Exercise:
Please report each line in the material below that includes "Pixels".

Raw data:
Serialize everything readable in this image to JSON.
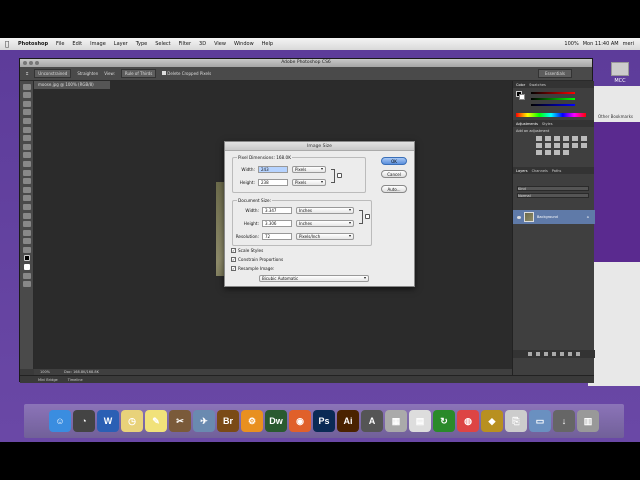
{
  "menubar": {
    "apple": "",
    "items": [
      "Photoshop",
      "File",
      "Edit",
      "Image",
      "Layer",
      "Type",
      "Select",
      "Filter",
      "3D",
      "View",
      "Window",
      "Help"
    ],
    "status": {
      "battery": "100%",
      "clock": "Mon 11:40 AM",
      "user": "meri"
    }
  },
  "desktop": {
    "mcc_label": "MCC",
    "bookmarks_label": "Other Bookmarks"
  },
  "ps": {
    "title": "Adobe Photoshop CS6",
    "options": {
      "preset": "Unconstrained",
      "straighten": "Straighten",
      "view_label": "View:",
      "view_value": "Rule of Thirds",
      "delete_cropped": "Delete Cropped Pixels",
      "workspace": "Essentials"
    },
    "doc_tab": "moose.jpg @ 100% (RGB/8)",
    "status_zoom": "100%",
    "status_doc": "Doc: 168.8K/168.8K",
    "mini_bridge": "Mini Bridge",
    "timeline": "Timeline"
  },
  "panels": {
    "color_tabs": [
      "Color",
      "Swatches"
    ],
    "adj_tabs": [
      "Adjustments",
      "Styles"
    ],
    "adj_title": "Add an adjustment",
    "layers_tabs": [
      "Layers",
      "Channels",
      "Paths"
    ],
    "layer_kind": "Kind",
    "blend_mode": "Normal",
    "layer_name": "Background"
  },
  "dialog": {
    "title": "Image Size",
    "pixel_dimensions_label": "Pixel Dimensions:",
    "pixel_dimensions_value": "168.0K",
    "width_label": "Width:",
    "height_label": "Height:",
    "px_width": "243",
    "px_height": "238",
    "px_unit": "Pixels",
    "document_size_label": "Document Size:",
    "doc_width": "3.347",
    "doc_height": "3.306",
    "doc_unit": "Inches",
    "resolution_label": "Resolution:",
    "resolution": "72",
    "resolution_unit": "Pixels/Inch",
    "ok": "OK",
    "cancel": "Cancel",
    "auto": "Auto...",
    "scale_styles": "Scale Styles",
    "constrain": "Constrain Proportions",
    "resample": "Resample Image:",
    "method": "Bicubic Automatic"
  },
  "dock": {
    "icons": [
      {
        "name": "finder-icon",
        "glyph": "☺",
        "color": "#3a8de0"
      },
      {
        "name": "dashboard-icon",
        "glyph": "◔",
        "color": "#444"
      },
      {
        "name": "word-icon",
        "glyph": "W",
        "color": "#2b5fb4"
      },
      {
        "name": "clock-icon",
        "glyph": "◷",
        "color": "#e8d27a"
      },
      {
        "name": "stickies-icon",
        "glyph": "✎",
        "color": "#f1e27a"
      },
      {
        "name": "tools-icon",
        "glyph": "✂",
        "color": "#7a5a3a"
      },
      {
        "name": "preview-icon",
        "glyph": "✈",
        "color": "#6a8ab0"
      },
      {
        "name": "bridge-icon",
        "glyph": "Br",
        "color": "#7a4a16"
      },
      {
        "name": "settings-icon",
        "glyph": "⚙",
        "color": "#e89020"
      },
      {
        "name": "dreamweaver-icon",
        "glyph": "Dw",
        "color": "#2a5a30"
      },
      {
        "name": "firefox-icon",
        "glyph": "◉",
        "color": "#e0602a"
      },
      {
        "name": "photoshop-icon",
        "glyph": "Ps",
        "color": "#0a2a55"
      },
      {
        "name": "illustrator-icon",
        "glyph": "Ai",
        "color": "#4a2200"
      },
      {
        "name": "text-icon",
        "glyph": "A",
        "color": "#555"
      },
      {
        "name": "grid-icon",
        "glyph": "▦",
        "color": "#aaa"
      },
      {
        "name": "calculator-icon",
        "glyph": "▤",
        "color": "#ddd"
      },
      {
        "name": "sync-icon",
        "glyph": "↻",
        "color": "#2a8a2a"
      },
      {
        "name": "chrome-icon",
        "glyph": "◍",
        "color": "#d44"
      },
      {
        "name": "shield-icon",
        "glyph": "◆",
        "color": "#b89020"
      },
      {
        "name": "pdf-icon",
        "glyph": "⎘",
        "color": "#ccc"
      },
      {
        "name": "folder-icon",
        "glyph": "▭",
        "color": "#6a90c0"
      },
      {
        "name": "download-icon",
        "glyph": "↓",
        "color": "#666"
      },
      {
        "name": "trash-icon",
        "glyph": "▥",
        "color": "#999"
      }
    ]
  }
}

Answer space:
      "delete_cropped": "Delete Cropped Pixels",
    "px_unit": "Pixels",
    "resolution_unit": "Pixels/Inch",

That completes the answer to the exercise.